[Dataset entries — start]

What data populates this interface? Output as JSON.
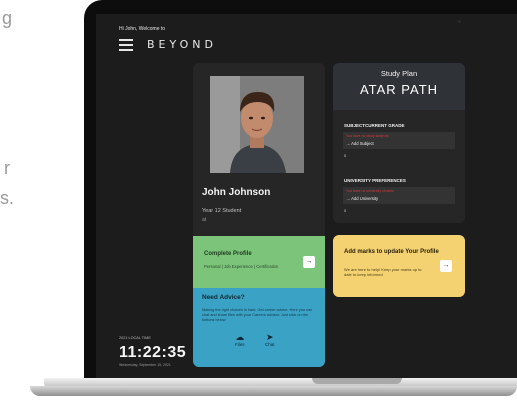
{
  "side_text": [
    "g",
    "r",
    "s."
  ],
  "header": {
    "greeting": "Hi John, Welcome to",
    "brand": "BEYOND"
  },
  "profile": {
    "name": "John Johnson",
    "year": "Year 12 Student",
    "school": "at"
  },
  "complete_profile": {
    "title": "Complete Profile",
    "subtitle": "Personal | Job Experience | Certification",
    "arrow": "→"
  },
  "advice": {
    "title": "Need Advice?",
    "body": "Making the right choices is hard. Get career advice. Here you can chat and share files with your Careers advisor. Just click on the buttons below.",
    "files_label": "Files",
    "chat_label": "Chat"
  },
  "study_plan": {
    "label": "Study Plan",
    "path": "ATAR PATH",
    "subjects": {
      "title": "SUBJECTCURRENT GRADE",
      "warning": "You have no study subjects",
      "add_label": "→ Add Subject",
      "count": "0"
    },
    "university": {
      "title": "UNIVERSITY PREFERENCES",
      "warning": "You have no university choices",
      "add_label": "→ Add University",
      "count": "0"
    }
  },
  "marks": {
    "title": "Add marks to update Your Profile",
    "subtitle": "We are here to help! Keep your marks up to date to keep informed",
    "arrow": "→"
  },
  "clock": {
    "label": "2021 LOCAL TIME",
    "time": "11:22:35",
    "date": "Wednesday, September 15, 2021"
  },
  "colors": {
    "green_card": "#7cc47a",
    "blue_card": "#3aa2c5",
    "yellow_card": "#f4d272",
    "warning_red": "#d33a3a"
  }
}
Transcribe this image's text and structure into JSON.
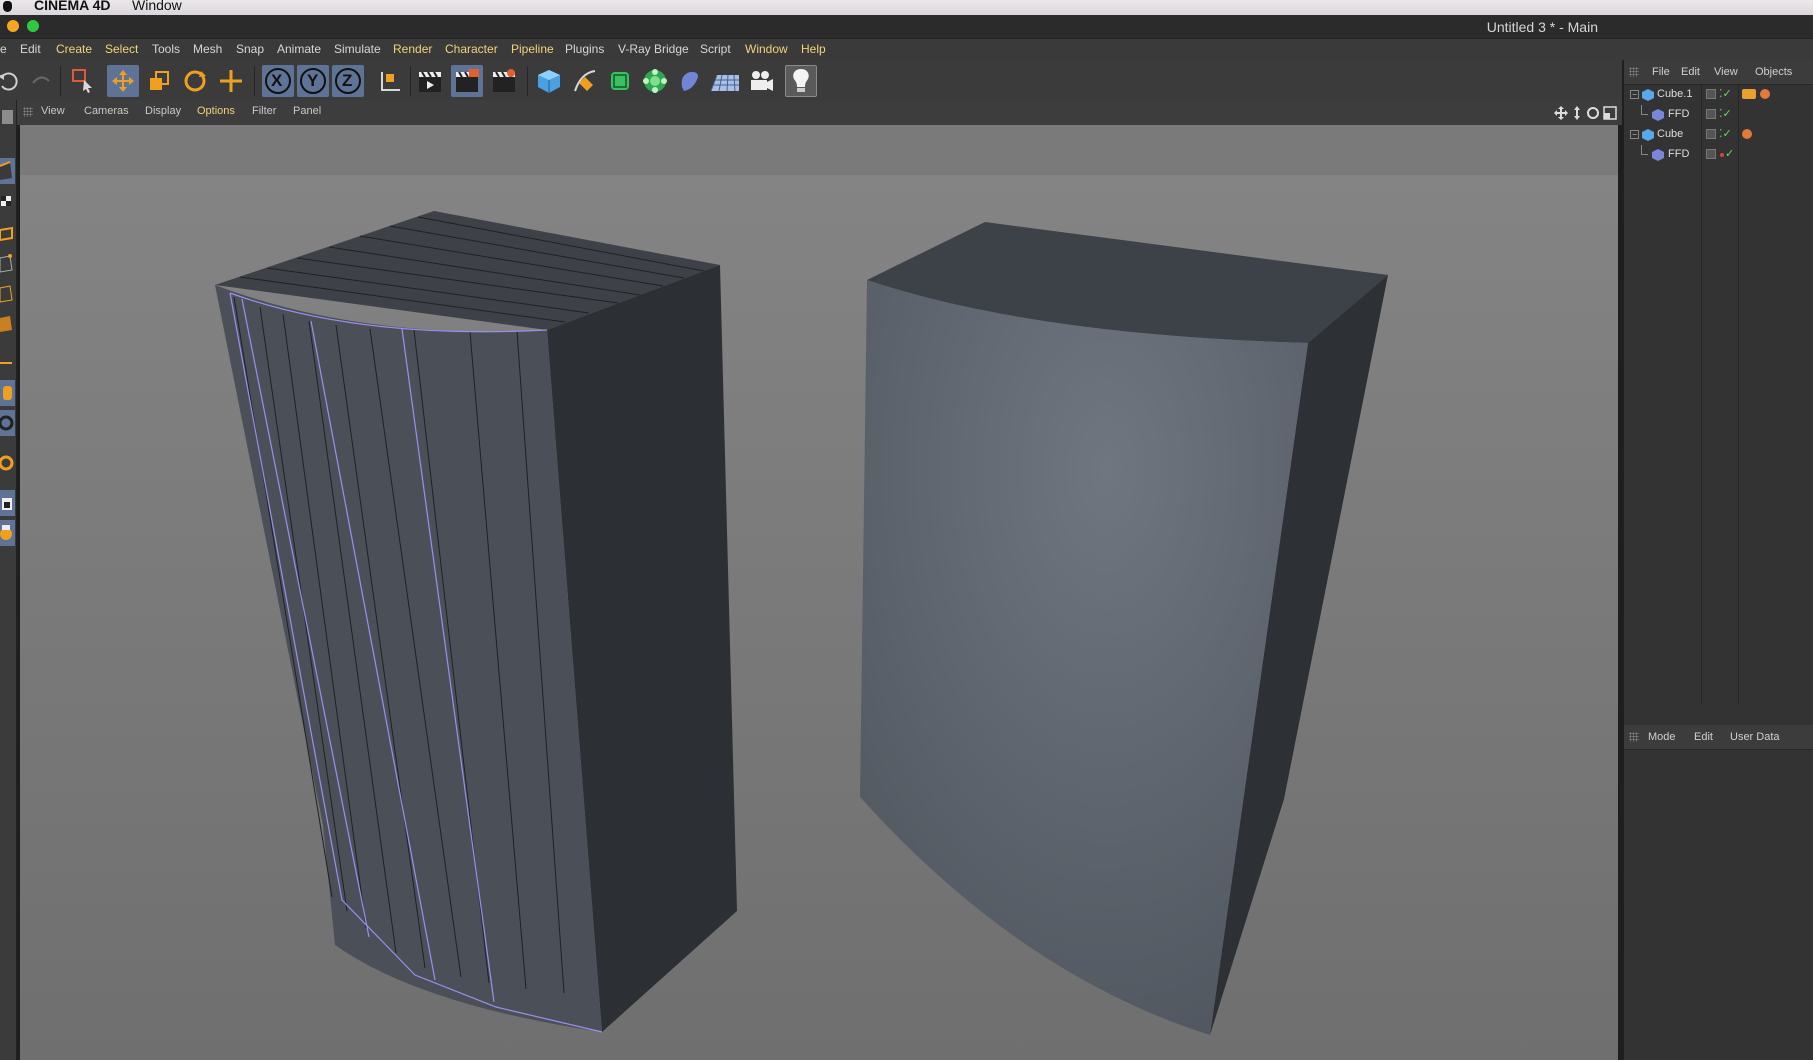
{
  "mac_menu": {
    "app": "CINEMA 4D",
    "item": "Window"
  },
  "window": {
    "title": "Untitled 3 * - Main"
  },
  "menu": [
    {
      "label": "e",
      "hl": false
    },
    {
      "label": "Edit",
      "hl": false
    },
    {
      "label": "Create",
      "hl": true
    },
    {
      "label": "Select",
      "hl": true
    },
    {
      "label": "Tools",
      "hl": false
    },
    {
      "label": "Mesh",
      "hl": false
    },
    {
      "label": "Snap",
      "hl": false
    },
    {
      "label": "Animate",
      "hl": false
    },
    {
      "label": "Simulate",
      "hl": false
    },
    {
      "label": "Render",
      "hl": true
    },
    {
      "label": "Character",
      "hl": true
    },
    {
      "label": "Pipeline",
      "hl": true
    },
    {
      "label": "Plugins",
      "hl": false
    },
    {
      "label": "V-Ray Bridge",
      "hl": false
    },
    {
      "label": "Script",
      "hl": false
    },
    {
      "label": "Window",
      "hl": true
    },
    {
      "label": "Help",
      "hl": true
    }
  ],
  "toolbar": {
    "axis_x": "X",
    "axis_y": "Y",
    "axis_z": "Z"
  },
  "viewport_menu": [
    "View",
    "Cameras",
    "Display",
    "Options",
    "Filter",
    "Panel"
  ],
  "object_manager": {
    "menu": [
      "File",
      "Edit",
      "View",
      "Objects"
    ],
    "objects": [
      {
        "name": "Cube.1",
        "depth": 0
      },
      {
        "name": "FFD",
        "depth": 1
      },
      {
        "name": "Cube",
        "depth": 0
      },
      {
        "name": "FFD",
        "depth": 1
      }
    ]
  },
  "attribute_manager": {
    "menu": [
      "Mode",
      "Edit",
      "User Data"
    ]
  },
  "colors": {
    "accent": "#f1d37a",
    "active_tool": "#5f7396",
    "viewport_bg": "#7b7b7b",
    "selection_edge": "#9b8ef0"
  }
}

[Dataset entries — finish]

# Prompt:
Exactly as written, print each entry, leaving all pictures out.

# Worked solution:
What data populates this interface? Output as JSON.
{
  "side_text": [
    "g",
    "r",
    "s."
  ],
  "header": {
    "greeting": "Hi John, Welcome to",
    "brand": "BEYOND"
  },
  "profile": {
    "name": "John Johnson",
    "year": "Year 12 Student",
    "school": "at"
  },
  "complete_profile": {
    "title": "Complete Profile",
    "subtitle": "Personal | Job Experience | Certification",
    "arrow": "→"
  },
  "advice": {
    "title": "Need Advice?",
    "body": "Making the right choices is hard. Get career advice. Here you can chat and share files with your Careers advisor. Just click on the buttons below.",
    "files_label": "Files",
    "chat_label": "Chat"
  },
  "study_plan": {
    "label": "Study Plan",
    "path": "ATAR PATH",
    "subjects": {
      "title": "SUBJECTCURRENT GRADE",
      "warning": "You have no study subjects",
      "add_label": "→ Add Subject",
      "count": "0"
    },
    "university": {
      "title": "UNIVERSITY PREFERENCES",
      "warning": "You have no university choices",
      "add_label": "→ Add University",
      "count": "0"
    }
  },
  "marks": {
    "title": "Add marks to update Your Profile",
    "subtitle": "We are here to help! Keep your marks up to date to keep informed",
    "arrow": "→"
  },
  "clock": {
    "label": "2021 LOCAL TIME",
    "time": "11:22:35",
    "date": "Wednesday, September 15, 2021"
  },
  "colors": {
    "green_card": "#7cc47a",
    "blue_card": "#3aa2c5",
    "yellow_card": "#f4d272",
    "warning_red": "#d33a3a"
  }
}
Transcribe this image's text and structure into JSON.
{
  "mac_menu": {
    "app": "CINEMA 4D",
    "item": "Window"
  },
  "window": {
    "title": "Untitled 3 * - Main"
  },
  "menu": [
    {
      "label": "e",
      "hl": false
    },
    {
      "label": "Edit",
      "hl": false
    },
    {
      "label": "Create",
      "hl": true
    },
    {
      "label": "Select",
      "hl": true
    },
    {
      "label": "Tools",
      "hl": false
    },
    {
      "label": "Mesh",
      "hl": false
    },
    {
      "label": "Snap",
      "hl": false
    },
    {
      "label": "Animate",
      "hl": false
    },
    {
      "label": "Simulate",
      "hl": false
    },
    {
      "label": "Render",
      "hl": true
    },
    {
      "label": "Character",
      "hl": true
    },
    {
      "label": "Pipeline",
      "hl": true
    },
    {
      "label": "Plugins",
      "hl": false
    },
    {
      "label": "V-Ray Bridge",
      "hl": false
    },
    {
      "label": "Script",
      "hl": false
    },
    {
      "label": "Window",
      "hl": true
    },
    {
      "label": "Help",
      "hl": true
    }
  ],
  "toolbar": {
    "axis_x": "X",
    "axis_y": "Y",
    "axis_z": "Z"
  },
  "viewport_menu": [
    "View",
    "Cameras",
    "Display",
    "Options",
    "Filter",
    "Panel"
  ],
  "object_manager": {
    "menu": [
      "File",
      "Edit",
      "View",
      "Objects"
    ],
    "objects": [
      {
        "name": "Cube.1",
        "depth": 0
      },
      {
        "name": "FFD",
        "depth": 1
      },
      {
        "name": "Cube",
        "depth": 0
      },
      {
        "name": "FFD",
        "depth": 1
      }
    ]
  },
  "attribute_manager": {
    "menu": [
      "Mode",
      "Edit",
      "User Data"
    ]
  },
  "colors": {
    "accent": "#f1d37a",
    "active_tool": "#5f7396",
    "viewport_bg": "#7b7b7b",
    "selection_edge": "#9b8ef0"
  }
}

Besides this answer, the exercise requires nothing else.